Exercise details: Verbatim copy without images: repeat the records in full.

Dataset items:
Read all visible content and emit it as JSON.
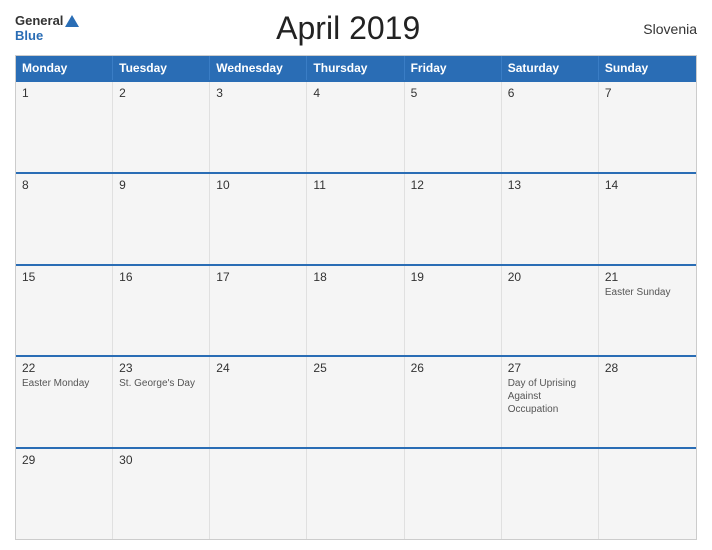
{
  "header": {
    "logo_general": "General",
    "logo_blue": "Blue",
    "title": "April 2019",
    "country": "Slovenia"
  },
  "weekdays": [
    "Monday",
    "Tuesday",
    "Wednesday",
    "Thursday",
    "Friday",
    "Saturday",
    "Sunday"
  ],
  "weeks": [
    [
      {
        "day": "1",
        "event": ""
      },
      {
        "day": "2",
        "event": ""
      },
      {
        "day": "3",
        "event": ""
      },
      {
        "day": "4",
        "event": ""
      },
      {
        "day": "5",
        "event": ""
      },
      {
        "day": "6",
        "event": ""
      },
      {
        "day": "7",
        "event": ""
      }
    ],
    [
      {
        "day": "8",
        "event": ""
      },
      {
        "day": "9",
        "event": ""
      },
      {
        "day": "10",
        "event": ""
      },
      {
        "day": "11",
        "event": ""
      },
      {
        "day": "12",
        "event": ""
      },
      {
        "day": "13",
        "event": ""
      },
      {
        "day": "14",
        "event": ""
      }
    ],
    [
      {
        "day": "15",
        "event": ""
      },
      {
        "day": "16",
        "event": ""
      },
      {
        "day": "17",
        "event": ""
      },
      {
        "day": "18",
        "event": ""
      },
      {
        "day": "19",
        "event": ""
      },
      {
        "day": "20",
        "event": ""
      },
      {
        "day": "21",
        "event": "Easter Sunday"
      }
    ],
    [
      {
        "day": "22",
        "event": "Easter Monday"
      },
      {
        "day": "23",
        "event": "St. George's Day"
      },
      {
        "day": "24",
        "event": ""
      },
      {
        "day": "25",
        "event": ""
      },
      {
        "day": "26",
        "event": ""
      },
      {
        "day": "27",
        "event": "Day of Uprising Against Occupation"
      },
      {
        "day": "28",
        "event": ""
      }
    ],
    [
      {
        "day": "29",
        "event": ""
      },
      {
        "day": "30",
        "event": ""
      },
      {
        "day": "",
        "event": ""
      },
      {
        "day": "",
        "event": ""
      },
      {
        "day": "",
        "event": ""
      },
      {
        "day": "",
        "event": ""
      },
      {
        "day": "",
        "event": ""
      }
    ]
  ]
}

Result of the task:
Read all visible content and emit it as JSON.
{
  "header": {
    "logo_general": "General",
    "logo_blue": "Blue",
    "title": "April 2019",
    "country": "Slovenia"
  },
  "weekdays": [
    "Monday",
    "Tuesday",
    "Wednesday",
    "Thursday",
    "Friday",
    "Saturday",
    "Sunday"
  ],
  "weeks": [
    [
      {
        "day": "1",
        "event": ""
      },
      {
        "day": "2",
        "event": ""
      },
      {
        "day": "3",
        "event": ""
      },
      {
        "day": "4",
        "event": ""
      },
      {
        "day": "5",
        "event": ""
      },
      {
        "day": "6",
        "event": ""
      },
      {
        "day": "7",
        "event": ""
      }
    ],
    [
      {
        "day": "8",
        "event": ""
      },
      {
        "day": "9",
        "event": ""
      },
      {
        "day": "10",
        "event": ""
      },
      {
        "day": "11",
        "event": ""
      },
      {
        "day": "12",
        "event": ""
      },
      {
        "day": "13",
        "event": ""
      },
      {
        "day": "14",
        "event": ""
      }
    ],
    [
      {
        "day": "15",
        "event": ""
      },
      {
        "day": "16",
        "event": ""
      },
      {
        "day": "17",
        "event": ""
      },
      {
        "day": "18",
        "event": ""
      },
      {
        "day": "19",
        "event": ""
      },
      {
        "day": "20",
        "event": ""
      },
      {
        "day": "21",
        "event": "Easter Sunday"
      }
    ],
    [
      {
        "day": "22",
        "event": "Easter Monday"
      },
      {
        "day": "23",
        "event": "St. George's Day"
      },
      {
        "day": "24",
        "event": ""
      },
      {
        "day": "25",
        "event": ""
      },
      {
        "day": "26",
        "event": ""
      },
      {
        "day": "27",
        "event": "Day of Uprising Against Occupation"
      },
      {
        "day": "28",
        "event": ""
      }
    ],
    [
      {
        "day": "29",
        "event": ""
      },
      {
        "day": "30",
        "event": ""
      },
      {
        "day": "",
        "event": ""
      },
      {
        "day": "",
        "event": ""
      },
      {
        "day": "",
        "event": ""
      },
      {
        "day": "",
        "event": ""
      },
      {
        "day": "",
        "event": ""
      }
    ]
  ]
}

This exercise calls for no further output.